--- START ---

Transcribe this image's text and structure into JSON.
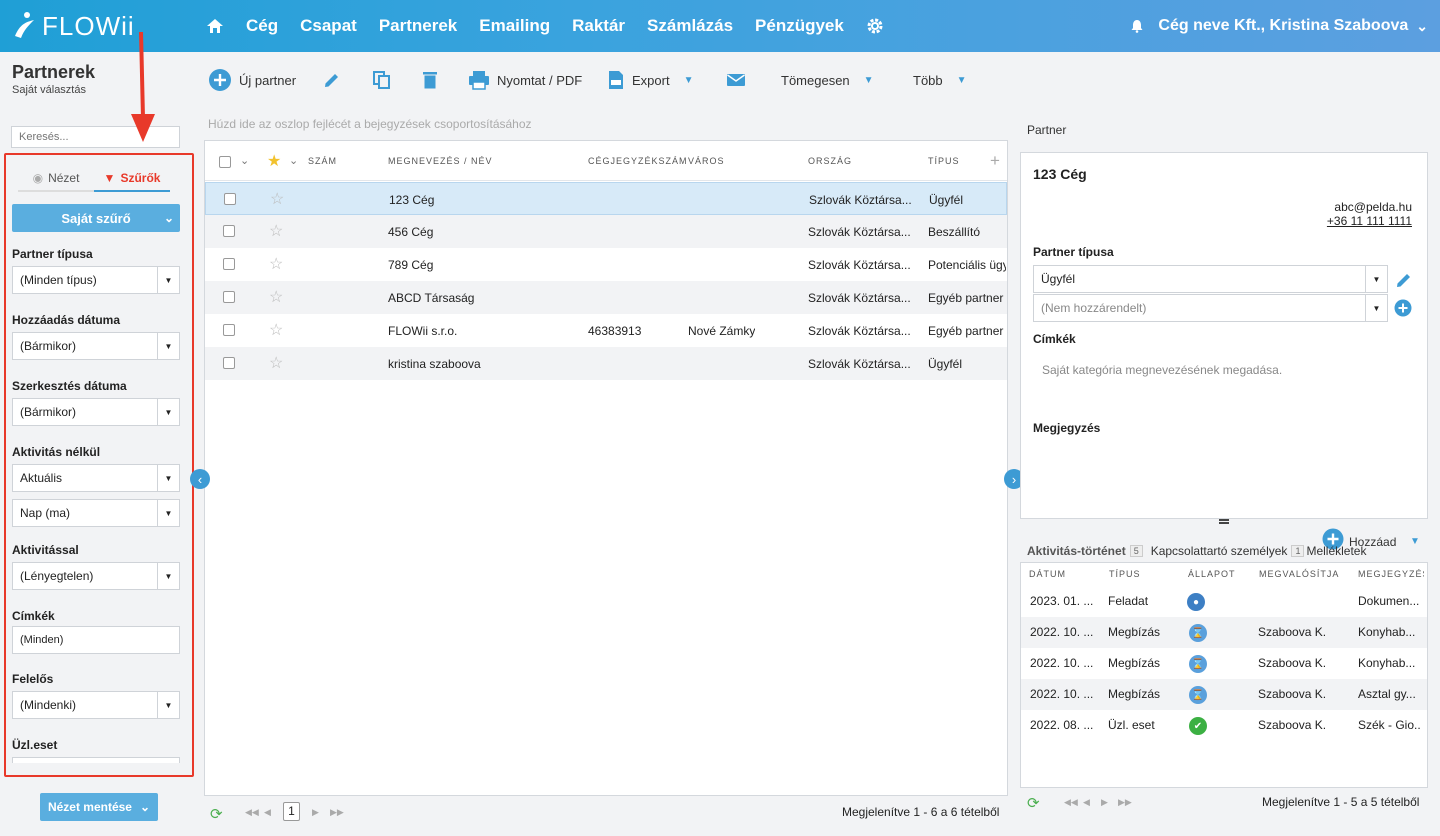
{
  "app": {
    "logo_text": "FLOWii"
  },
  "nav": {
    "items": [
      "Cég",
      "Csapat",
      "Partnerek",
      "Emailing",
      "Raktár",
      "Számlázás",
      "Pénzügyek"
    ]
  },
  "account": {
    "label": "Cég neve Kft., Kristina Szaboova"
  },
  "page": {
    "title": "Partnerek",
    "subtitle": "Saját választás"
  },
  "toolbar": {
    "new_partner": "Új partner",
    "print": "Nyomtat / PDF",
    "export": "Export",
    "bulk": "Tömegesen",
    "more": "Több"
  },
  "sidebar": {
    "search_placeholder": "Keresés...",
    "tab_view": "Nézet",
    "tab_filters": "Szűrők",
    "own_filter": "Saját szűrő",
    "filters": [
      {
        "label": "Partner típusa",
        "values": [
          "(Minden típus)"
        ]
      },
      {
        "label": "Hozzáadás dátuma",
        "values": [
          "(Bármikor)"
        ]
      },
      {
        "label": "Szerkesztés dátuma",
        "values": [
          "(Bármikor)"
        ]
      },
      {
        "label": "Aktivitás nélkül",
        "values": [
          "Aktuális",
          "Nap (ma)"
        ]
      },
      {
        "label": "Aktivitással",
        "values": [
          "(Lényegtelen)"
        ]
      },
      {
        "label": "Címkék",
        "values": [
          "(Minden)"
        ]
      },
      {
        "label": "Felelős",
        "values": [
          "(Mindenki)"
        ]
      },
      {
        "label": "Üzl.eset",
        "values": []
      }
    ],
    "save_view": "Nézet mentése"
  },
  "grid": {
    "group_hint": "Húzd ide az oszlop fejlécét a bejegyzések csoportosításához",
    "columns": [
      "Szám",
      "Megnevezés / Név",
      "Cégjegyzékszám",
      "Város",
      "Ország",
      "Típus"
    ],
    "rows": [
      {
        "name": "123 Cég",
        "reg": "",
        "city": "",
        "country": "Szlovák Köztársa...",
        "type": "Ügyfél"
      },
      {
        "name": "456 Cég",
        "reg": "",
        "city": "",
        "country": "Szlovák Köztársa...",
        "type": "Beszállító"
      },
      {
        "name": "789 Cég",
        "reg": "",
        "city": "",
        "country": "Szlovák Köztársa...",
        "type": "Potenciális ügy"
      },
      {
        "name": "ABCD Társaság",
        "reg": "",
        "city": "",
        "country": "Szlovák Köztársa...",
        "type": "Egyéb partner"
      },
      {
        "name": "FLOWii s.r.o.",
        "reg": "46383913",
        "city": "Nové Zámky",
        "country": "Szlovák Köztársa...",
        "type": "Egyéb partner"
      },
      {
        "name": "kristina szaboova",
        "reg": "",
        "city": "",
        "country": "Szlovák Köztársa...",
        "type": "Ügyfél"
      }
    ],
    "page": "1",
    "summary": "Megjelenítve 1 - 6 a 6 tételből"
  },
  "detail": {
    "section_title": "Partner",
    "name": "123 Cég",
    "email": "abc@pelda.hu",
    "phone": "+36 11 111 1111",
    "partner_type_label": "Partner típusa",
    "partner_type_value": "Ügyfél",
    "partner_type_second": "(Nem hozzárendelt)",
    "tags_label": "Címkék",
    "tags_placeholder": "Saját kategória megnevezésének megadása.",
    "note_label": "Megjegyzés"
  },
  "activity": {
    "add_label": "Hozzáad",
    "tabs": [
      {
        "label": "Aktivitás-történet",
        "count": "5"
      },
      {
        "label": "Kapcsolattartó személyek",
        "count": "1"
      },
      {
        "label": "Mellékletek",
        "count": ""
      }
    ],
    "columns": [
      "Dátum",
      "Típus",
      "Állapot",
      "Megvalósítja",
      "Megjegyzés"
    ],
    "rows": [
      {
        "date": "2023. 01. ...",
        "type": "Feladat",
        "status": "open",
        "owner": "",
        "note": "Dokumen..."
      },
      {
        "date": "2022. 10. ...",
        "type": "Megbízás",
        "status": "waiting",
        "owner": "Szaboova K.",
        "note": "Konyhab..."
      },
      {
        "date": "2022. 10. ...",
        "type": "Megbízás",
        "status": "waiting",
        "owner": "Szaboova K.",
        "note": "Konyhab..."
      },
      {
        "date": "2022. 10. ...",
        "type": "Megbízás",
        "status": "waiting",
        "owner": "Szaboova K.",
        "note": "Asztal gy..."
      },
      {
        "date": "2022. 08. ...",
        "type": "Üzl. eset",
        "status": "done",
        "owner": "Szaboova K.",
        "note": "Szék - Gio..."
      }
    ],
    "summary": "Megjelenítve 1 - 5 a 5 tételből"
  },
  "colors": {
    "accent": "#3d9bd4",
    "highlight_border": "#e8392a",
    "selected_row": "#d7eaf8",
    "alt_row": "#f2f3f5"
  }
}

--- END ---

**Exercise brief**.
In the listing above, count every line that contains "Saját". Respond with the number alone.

**Solution below**.
3